According to Reuters, authorities planned to drop fodder to stranded cattle in Australia’s flooded far north on Friday where vast parts of the outback are under-water and livestock losses are estimated in the hundreds of thousands.
Torrential rains that lashed the coastal city of Townsville in Queensland state this week have swept inland and flooded grazing land gripped by severe drought for years.
Pictures posted on social media showed scores of cattle trapped on patches of high ground surrounded by water, or dead and dying in the mud.
“We’ve had a year and a half of rainfall in about seven days,” cattle grazier Michael Bulley told Reuters by phone from Bindooran Station west of Julia Creek in Queensland’s outback.
Bulley said he flew over his three properties by helicopter and saw water stretching for miles in each direction.
He estimated up to 60 per cent of the cattle he had fed through the drought had been killed by the flooding.
“It’s devastated the country...there’s stock dead everywhere,” he said. “Not just cattle, it’s sheep, kangaroos, wild pigs, they’ve all died and suffered from it.”

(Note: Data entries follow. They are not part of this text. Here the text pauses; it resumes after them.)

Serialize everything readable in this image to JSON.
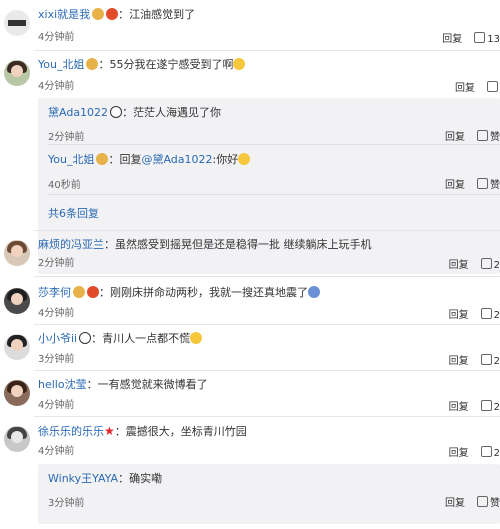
{
  "comments": [
    {
      "user": "xixi就是我",
      "text": "江油感觉到了",
      "time": "4分钟前",
      "reply_label": "回复",
      "like_label": "13"
    },
    {
      "user": "You_北姐",
      "text": "55分我在遂宁感受到了啊",
      "time": "4分钟前",
      "reply_label": "回复",
      "replies": [
        {
          "user": "黛Ada1022",
          "text": "茫茫人海遇见了你",
          "time": "2分钟前",
          "reply_label": "回复",
          "like_label": "赞"
        },
        {
          "user": "You_北姐",
          "prefix": "回复",
          "mention": "@黛Ada1022",
          "text": ":你好",
          "time": "40秒前",
          "reply_label": "回复",
          "like_label": "赞"
        }
      ],
      "expand_label": "共6条回复"
    },
    {
      "user": "麻烦的冯亚兰",
      "text": "虽然感受到摇晃但是还是稳得一批 继续躺床上玩手机",
      "time": "2分钟前",
      "reply_label": "回复",
      "like_label": "2"
    },
    {
      "user": "莎李何",
      "text": "刚刚床拼命动两秒，我就一搜还真地震了",
      "time": "4分钟前",
      "reply_label": "回复",
      "like_label": "2"
    },
    {
      "user": "小小爷ii",
      "text": "青川人一点都不慌",
      "time": "3分钟前",
      "reply_label": "回复",
      "like_label": "2"
    },
    {
      "user": "hello沈莹",
      "text": "一有感觉就来微博看了",
      "time": "4分钟前",
      "reply_label": "回复",
      "like_label": "2"
    },
    {
      "user": "徐乐乐的乐乐",
      "text": "震撼很大，坐标青川竹园",
      "time": "4分钟前",
      "reply_label": "回复",
      "like_label": "2",
      "replies": [
        {
          "user": "Winky王YAYA",
          "text": "确实嘞",
          "time": "3分钟前",
          "reply_label": "回复",
          "like_label": "赞"
        }
      ]
    }
  ],
  "colors": {
    "link": "#2a6ab3",
    "reply_bg": "#f2f2f5"
  }
}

The weather bureau said a wide arc of outback stretching some 400 km (250 miles) from Mt. Isa, an outback mining town, to Richmond in the east was inundated. The full scale of the disaster would not be known until the clouds cleared.